- Required action:
Take from the records below each line that holds "this".

Records from a data collection:
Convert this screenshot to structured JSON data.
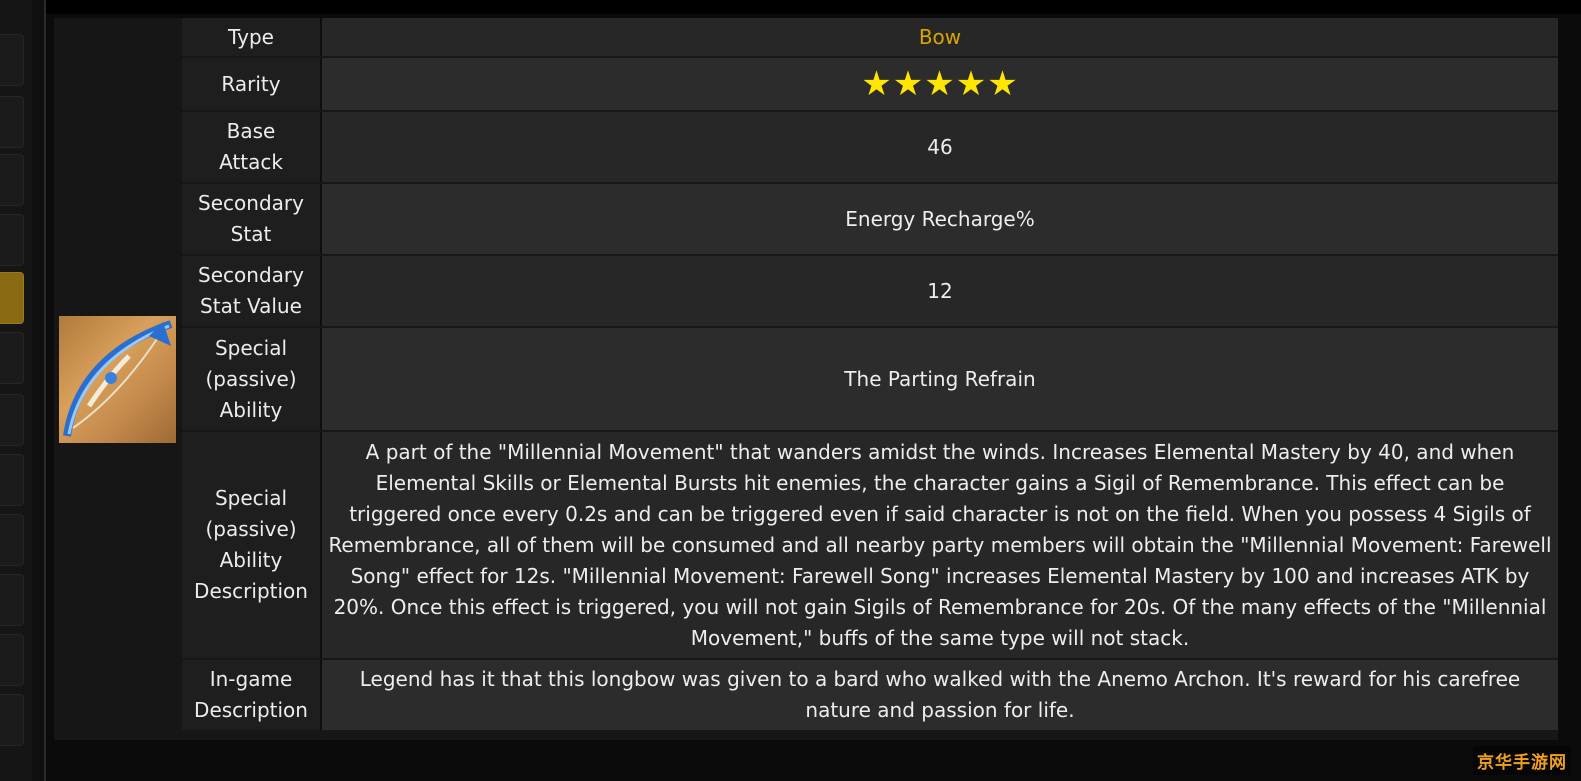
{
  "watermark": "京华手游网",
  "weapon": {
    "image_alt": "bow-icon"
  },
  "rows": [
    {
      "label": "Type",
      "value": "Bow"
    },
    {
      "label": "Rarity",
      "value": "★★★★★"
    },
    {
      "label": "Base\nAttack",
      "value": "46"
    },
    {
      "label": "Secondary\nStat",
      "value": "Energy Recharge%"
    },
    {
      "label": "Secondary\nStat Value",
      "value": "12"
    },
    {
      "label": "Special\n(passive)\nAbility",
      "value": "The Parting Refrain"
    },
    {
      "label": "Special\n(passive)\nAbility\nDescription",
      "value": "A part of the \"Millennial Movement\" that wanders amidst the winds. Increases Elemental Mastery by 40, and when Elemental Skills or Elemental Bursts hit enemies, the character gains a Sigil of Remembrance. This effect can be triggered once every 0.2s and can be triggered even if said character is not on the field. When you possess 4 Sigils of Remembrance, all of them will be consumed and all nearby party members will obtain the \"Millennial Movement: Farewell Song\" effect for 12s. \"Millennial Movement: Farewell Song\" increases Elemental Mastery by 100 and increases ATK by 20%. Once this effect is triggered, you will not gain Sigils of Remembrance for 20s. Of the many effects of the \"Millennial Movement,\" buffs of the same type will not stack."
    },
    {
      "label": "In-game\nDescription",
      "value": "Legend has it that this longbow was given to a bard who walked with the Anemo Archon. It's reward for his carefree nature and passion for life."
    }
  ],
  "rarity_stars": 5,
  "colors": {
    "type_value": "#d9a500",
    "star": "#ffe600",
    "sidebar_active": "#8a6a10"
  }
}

- Problem solution:
Convert this screenshot to structured JSON data.
      "value": "A part of the \"Millennial Movement\" that wanders amidst the winds. Increases Elemental Mastery by 40, and when Elemental Skills or Elemental Bursts hit enemies, the character gains a Sigil of Remembrance. This effect can be triggered once every 0.2s and can be triggered even if said character is not on the field. When you possess 4 Sigils of Remembrance, all of them will be consumed and all nearby party members will obtain the \"Millennial Movement: Farewell Song\" effect for 12s. \"Millennial Movement: Farewell Song\" increases Elemental Mastery by 100 and increases ATK by 20%. Once this effect is triggered, you will not gain Sigils of Remembrance for 20s. Of the many effects of the \"Millennial Movement,\" buffs of the same type will not stack."
      "value": "Legend has it that this longbow was given to a bard who walked with the Anemo Archon. It's reward for his carefree nature and passion for life."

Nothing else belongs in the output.